#### Data records for software interfaces:
------------

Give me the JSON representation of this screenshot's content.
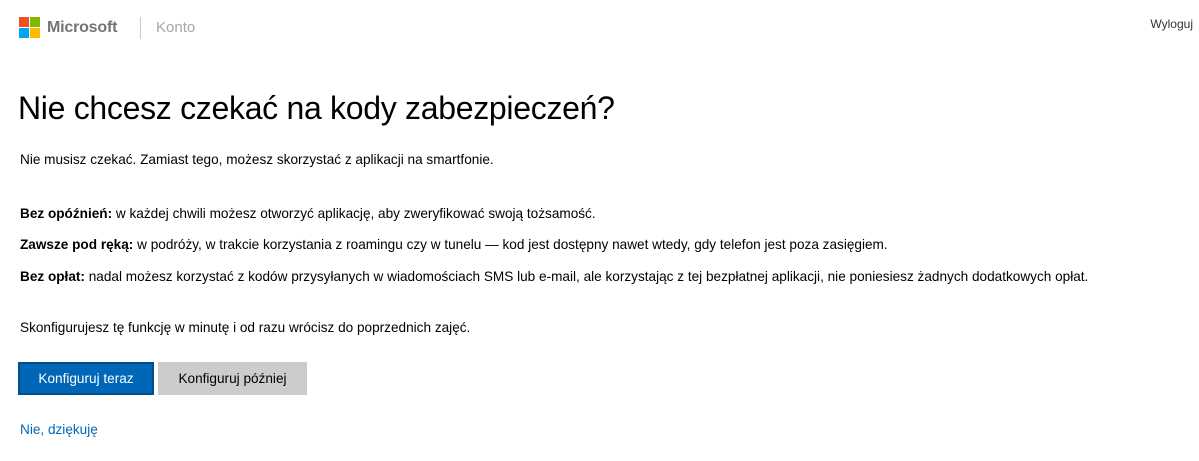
{
  "header": {
    "brand": "Microsoft",
    "section": "Konto",
    "signout_label": "Wyloguj",
    "logo_colors": [
      "#f25022",
      "#7fba00",
      "#00a4ef",
      "#ffb900"
    ]
  },
  "main": {
    "title": "Nie chcesz czekać na kody zabezpieczeń?",
    "intro": "Nie musisz czekać. Zamiast tego, możesz skorzystać z aplikacji na smartfonie.",
    "benefits": [
      {
        "label": "Bez opóźnień:",
        "text": " w każdej chwili możesz otworzyć aplikację, aby zweryfikować swoją tożsamość."
      },
      {
        "label": "Zawsze pod ręką:",
        "text": " w podróży, w trakcie korzystania z roamingu czy w tunelu — kod jest dostępny nawet wtedy, gdy telefon jest poza zasięgiem."
      },
      {
        "label": "Bez opłat:",
        "text": " nadal możesz korzystać z kodów przysyłanych w wiadomościach SMS lub e-mail, ale korzystając z tej bezpłatnej aplikacji, nie poniesiesz żadnych dodatkowych opłat."
      }
    ],
    "closing": "Skonfigurujesz tę funkcję w minutę i od razu wrócisz do poprzednich zajęć.",
    "primary_button": "Konfiguruj teraz",
    "secondary_button": "Konfiguruj później",
    "no_thanks_link": "Nie, dziękuję"
  },
  "colors": {
    "accent": "#0067b8",
    "secondary_button_bg": "#cccccc"
  }
}
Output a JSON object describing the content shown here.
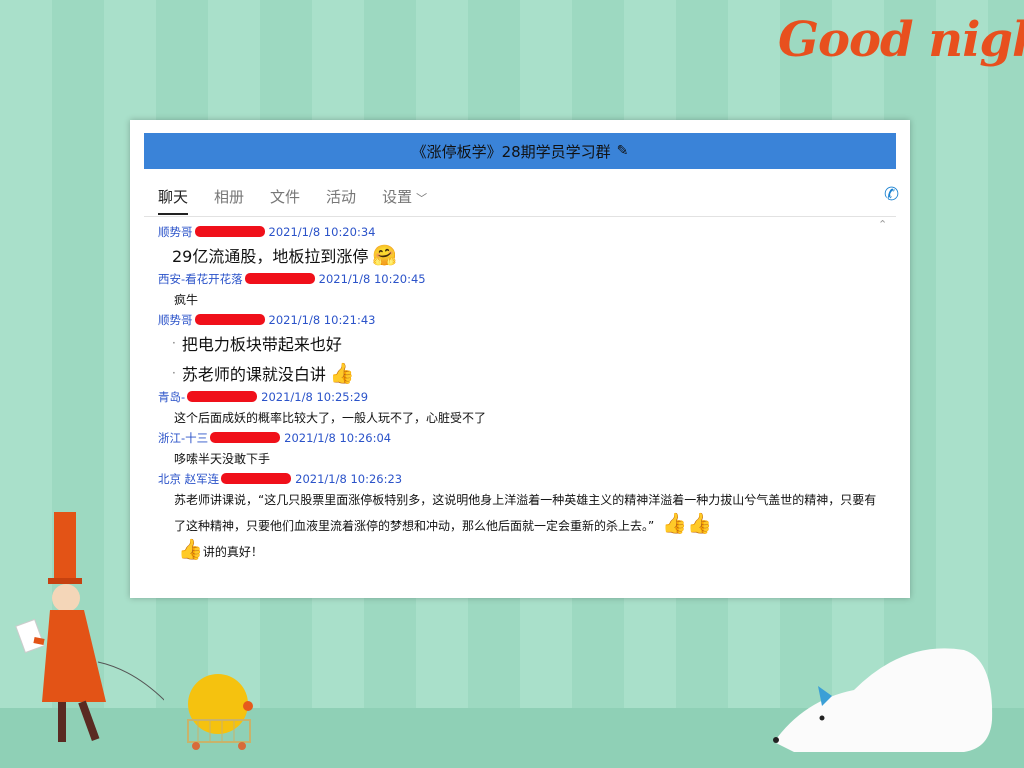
{
  "decor": {
    "goodnight_text": "Good night",
    "colors": {
      "background": "#a9e0ca",
      "accent": "#e8501e",
      "titlebar": "#3a83d8",
      "name": "#2b53c9",
      "redaction": "#f0101a"
    }
  },
  "window": {
    "title": "《涨停板学》28期学员学习群",
    "edit_icon": "pencil-icon",
    "call_icon": "phone-icon"
  },
  "tabs": [
    {
      "label": "聊天",
      "active": true
    },
    {
      "label": "相册"
    },
    {
      "label": "文件"
    },
    {
      "label": "活动"
    },
    {
      "label": "设置",
      "has_dropdown": true
    }
  ],
  "messages": [
    {
      "sender": "顺势哥",
      "time": "2021/1/8 10:20:34",
      "lines": [
        "29亿流通股，地板拉到涨停"
      ],
      "emoji": "hug-emoji"
    },
    {
      "sender": "西安-看花开花落",
      "time": "2021/1/8 10:20:45",
      "lines": [
        "疯牛"
      ]
    },
    {
      "sender": "顺势哥",
      "time": "2021/1/8 10:21:43",
      "lines": [
        "把电力板块带起来也好",
        "苏老师的课就没白讲"
      ],
      "emoji": "thumbs-up-emoji"
    },
    {
      "sender": "青岛-",
      "time": "2021/1/8 10:25:29",
      "lines": [
        "这个后面成妖的概率比较大了，一般人玩不了，心脏受不了"
      ]
    },
    {
      "sender": "浙江-十三",
      "time": "2021/1/8 10:26:04",
      "lines": [
        "哆嗦半天没敢下手"
      ]
    },
    {
      "sender": "北京  赵军连",
      "time": "2021/1/8 10:26:23",
      "lines": [
        "苏老师讲课说，“这几只股票里面涨停板特别多，这说明他身上洋溢着一种英雄主义的精神洋溢着一种力拔山兮气盖世的精神，只要有了这种精神，只要他们血液里流着涨停的梦想和冲动，那么他后面就一定会重新的杀上去。”",
        "讲的真好！"
      ],
      "emoji": "thumbs-up-emoji"
    }
  ]
}
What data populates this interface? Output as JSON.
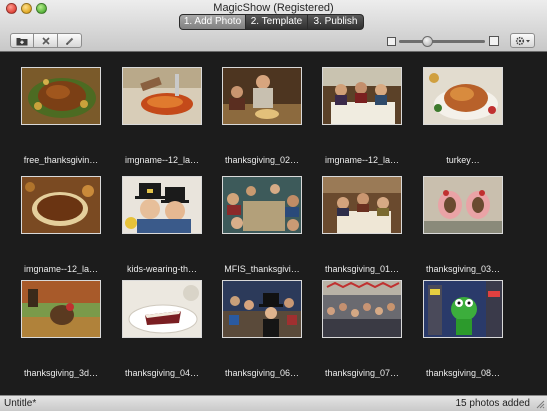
{
  "window": {
    "title": "MagicShow (Registered)"
  },
  "steps": [
    {
      "label": "1. Add Photo",
      "active": true
    },
    {
      "label": "2. Template",
      "active": false
    },
    {
      "label": "3. Publish",
      "active": false
    }
  ],
  "toolbar": {
    "icons": [
      "folder-add-icon",
      "delete-x-icon",
      "edit-pencil-icon"
    ],
    "zoom_slider_value": 0.3,
    "settings_icon": "gear-icon"
  },
  "photos": [
    {
      "caption": "free_thanksgivin…",
      "scene": "dark-roast-platter"
    },
    {
      "caption": "imgname--12_la…",
      "scene": "carving-roast"
    },
    {
      "caption": "thanksgiving_02…",
      "scene": "family-table-man"
    },
    {
      "caption": "imgname--12_la…",
      "scene": "family-table-people"
    },
    {
      "caption": "turkey…",
      "scene": "roast-turkey-platter"
    },
    {
      "caption": "imgname--12_la…",
      "scene": "pie-on-table"
    },
    {
      "caption": "kids-wearing-th…",
      "scene": "kids-pilgrim-hats"
    },
    {
      "caption": "MFIS_thanksgivi…",
      "scene": "kids-at-long-table"
    },
    {
      "caption": "thanksgiving_01…",
      "scene": "family-dinner-room"
    },
    {
      "caption": "thanksgiving_03…",
      "scene": "turkey-hands-art"
    },
    {
      "caption": "thanksgiving_3d…",
      "scene": "3d-turkey-field"
    },
    {
      "caption": "thanksgiving_04…",
      "scene": "pie-slice-plate"
    },
    {
      "caption": "thanksgiving_06…",
      "scene": "parade-crowd-pilgrims"
    },
    {
      "caption": "thanksgiving_07…",
      "scene": "parade-street-crowd"
    },
    {
      "caption": "thanksgiving_08…",
      "scene": "kermit-balloon-parade"
    }
  ],
  "status": {
    "left": "Untitle*",
    "right": "15 photos added"
  },
  "colors": {
    "background": "#1c1c1c",
    "caption": "#ececec",
    "active_step": "#8f8f8f"
  }
}
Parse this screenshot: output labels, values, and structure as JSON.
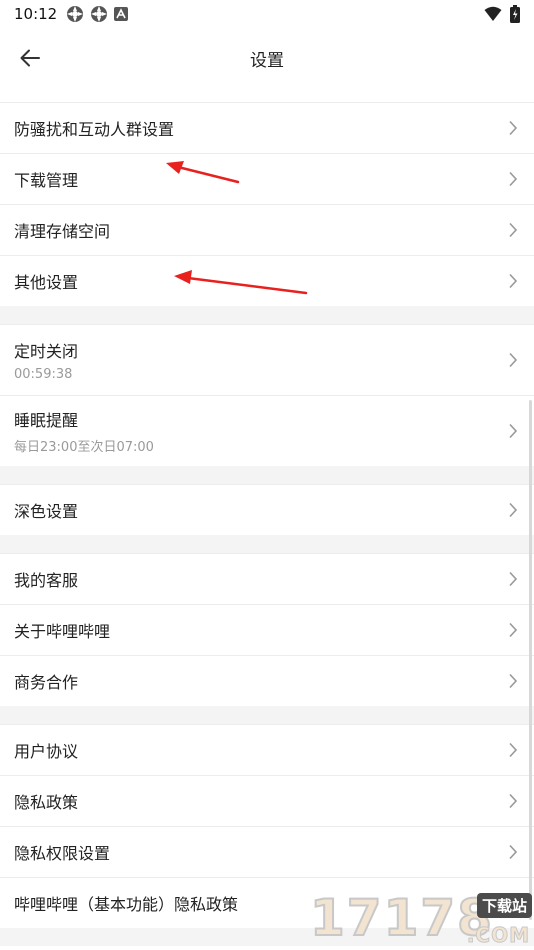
{
  "status_bar": {
    "time": "10:12",
    "left_icons": [
      "app-notification-icon",
      "app-notification-icon",
      "a-notification-icon"
    ],
    "right_icons": [
      "wifi-icon",
      "battery-icon"
    ]
  },
  "app_bar": {
    "title": "设置",
    "back_icon": "arrow-left-icon"
  },
  "sections": [
    {
      "items": [
        {
          "label": "防骚扰和互动人群设置"
        },
        {
          "label": "下载管理"
        },
        {
          "label": "清理存储空间"
        },
        {
          "label": "其他设置"
        }
      ]
    },
    {
      "items": [
        {
          "label": "定时关闭",
          "sub": "00:59:38"
        },
        {
          "label": "睡眠提醒",
          "sub": "每日23:00至次日07:00"
        }
      ]
    },
    {
      "items": [
        {
          "label": "深色设置"
        }
      ]
    },
    {
      "items": [
        {
          "label": "我的客服"
        },
        {
          "label": "关于哔哩哔哩"
        },
        {
          "label": "商务合作"
        }
      ]
    },
    {
      "items": [
        {
          "label": "用户协议"
        },
        {
          "label": "隐私政策"
        },
        {
          "label": "隐私权限设置"
        },
        {
          "label": "哔哩哔哩（基本功能）隐私政策"
        }
      ]
    }
  ],
  "annotation_color": "#e8211f",
  "watermark": {
    "number": "17178",
    "tag": "下载站",
    "domain": ".COM"
  }
}
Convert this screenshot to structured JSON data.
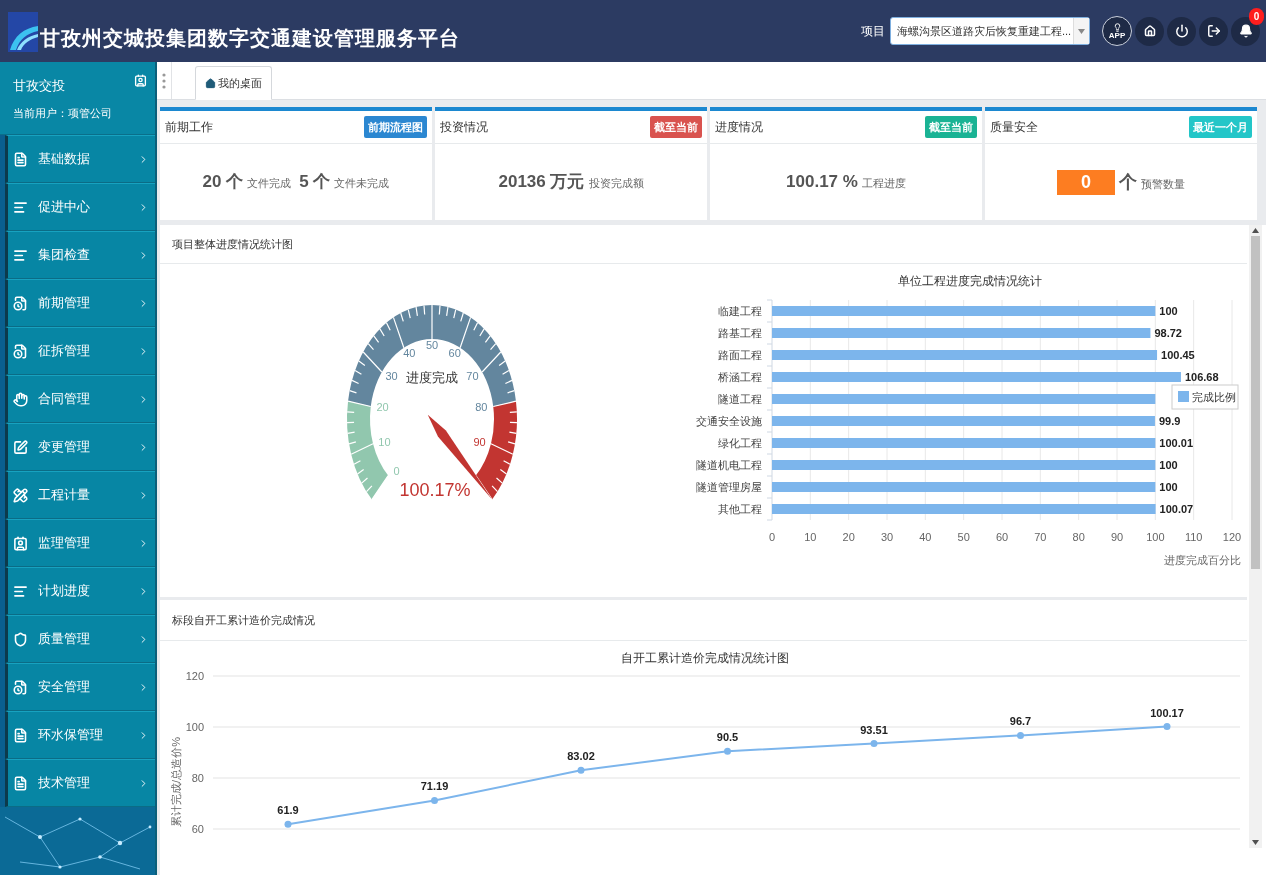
{
  "header": {
    "title": "甘孜州交城投集团数字交通建设管理服务平台",
    "project_label": "项目",
    "project_select": {
      "value": "海螺沟景区道路灾后恢复重建工程..."
    },
    "app_label": "APP",
    "notification_count": "0"
  },
  "sidebar": {
    "org_name": "甘孜交投",
    "current_user": "当前用户：项管公司",
    "items": [
      {
        "label": "基础数据"
      },
      {
        "label": "促进中心"
      },
      {
        "label": "集团检查"
      },
      {
        "label": "前期管理"
      },
      {
        "label": "征拆管理"
      },
      {
        "label": "合同管理"
      },
      {
        "label": "变更管理"
      },
      {
        "label": "工程计量"
      },
      {
        "label": "监理管理"
      },
      {
        "label": "计划进度"
      },
      {
        "label": "质量管理"
      },
      {
        "label": "安全管理"
      },
      {
        "label": "环水保管理"
      },
      {
        "label": "技术管理"
      }
    ]
  },
  "tabs": [
    {
      "label": "我的桌面",
      "selected": true
    }
  ],
  "cards": [
    {
      "title": "前期工作",
      "button": {
        "label": "前期流程图",
        "color": "#2b87d1"
      },
      "stats": [
        {
          "kind": "count",
          "value": "20 个",
          "caption": "文件完成"
        },
        {
          "kind": "count",
          "value": "5 个",
          "caption": "文件未完成"
        }
      ]
    },
    {
      "title": "投资情况",
      "button": {
        "label": "截至当前",
        "color": "#d9534f"
      },
      "stats": [
        {
          "kind": "count",
          "value": "20136 万元",
          "caption": "投资完成额"
        }
      ]
    },
    {
      "title": "进度情况",
      "button": {
        "label": "截至当前",
        "color": "#1ab394"
      },
      "stats": [
        {
          "kind": "count",
          "value": "100.17 %",
          "caption": "工程进度"
        }
      ]
    },
    {
      "title": "质量安全",
      "button": {
        "label": "最近一个月",
        "color": "#23c6c8"
      },
      "stats": [
        {
          "kind": "alert",
          "value": "0",
          "unit": "个",
          "caption": "预警数量"
        }
      ]
    }
  ],
  "progress_panel": {
    "title": "项目整体进度情况统计图",
    "gauge": {
      "title": "进度完成",
      "value_text": "100.17%",
      "axis_labels": [
        "0",
        "10",
        "20",
        "30",
        "40",
        "50",
        "60",
        "70",
        "80",
        "90"
      ]
    },
    "bar_chart": {
      "chart_data": {
        "type": "bar",
        "orientation": "horizontal",
        "title": "单位工程进度完成情况统计",
        "xlabel": "进度完成百分比",
        "categories": [
          "临建工程",
          "路基工程",
          "路面工程",
          "桥涵工程",
          "隧道工程",
          "交通安全设施",
          "绿化工程",
          "隧道机电工程",
          "隧道管理房屋",
          "其他工程"
        ],
        "series": [
          {
            "name": "完成比例",
            "color": "#7cb5ec",
            "values": [
              100,
              98.72,
              100.45,
              106.68,
              100,
              99.9,
              100.01,
              100,
              100,
              100.07
            ]
          }
        ],
        "xlim": [
          0,
          120
        ],
        "xticks": [
          0,
          10,
          20,
          30,
          40,
          50,
          60,
          70,
          80,
          90,
          100,
          110,
          120
        ],
        "grid": true,
        "value_labels": [
          "100",
          "98.72",
          "100.45",
          "106.68",
          null,
          "99.9",
          "100.01",
          "100",
          "100",
          "100.07"
        ]
      }
    }
  },
  "cost_panel": {
    "title": "标段自开工累计造价完成情况",
    "chart_data": {
      "type": "line",
      "title": "自开工累计造价完成情况统计图",
      "ylabel": "累计完成/总造价%",
      "ylim": [
        60,
        120
      ],
      "yticks": [
        60,
        80,
        100,
        120
      ],
      "grid": true,
      "series": [
        {
          "color": "#7cb5ec",
          "marker": "circle",
          "values": [
            61.9,
            71.19,
            83.02,
            90.5,
            93.51,
            96.7,
            100.17
          ]
        }
      ],
      "data_labels": true
    }
  }
}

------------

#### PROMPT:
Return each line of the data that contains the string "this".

#### EXERCISE SOLUTION:
Give me the JSON representation of this screenshot's content.
What data populates this interface? Output as JSON.
Parse this screenshot: output labels, values, and structure as JSON.
Convert this screenshot to structured JSON data.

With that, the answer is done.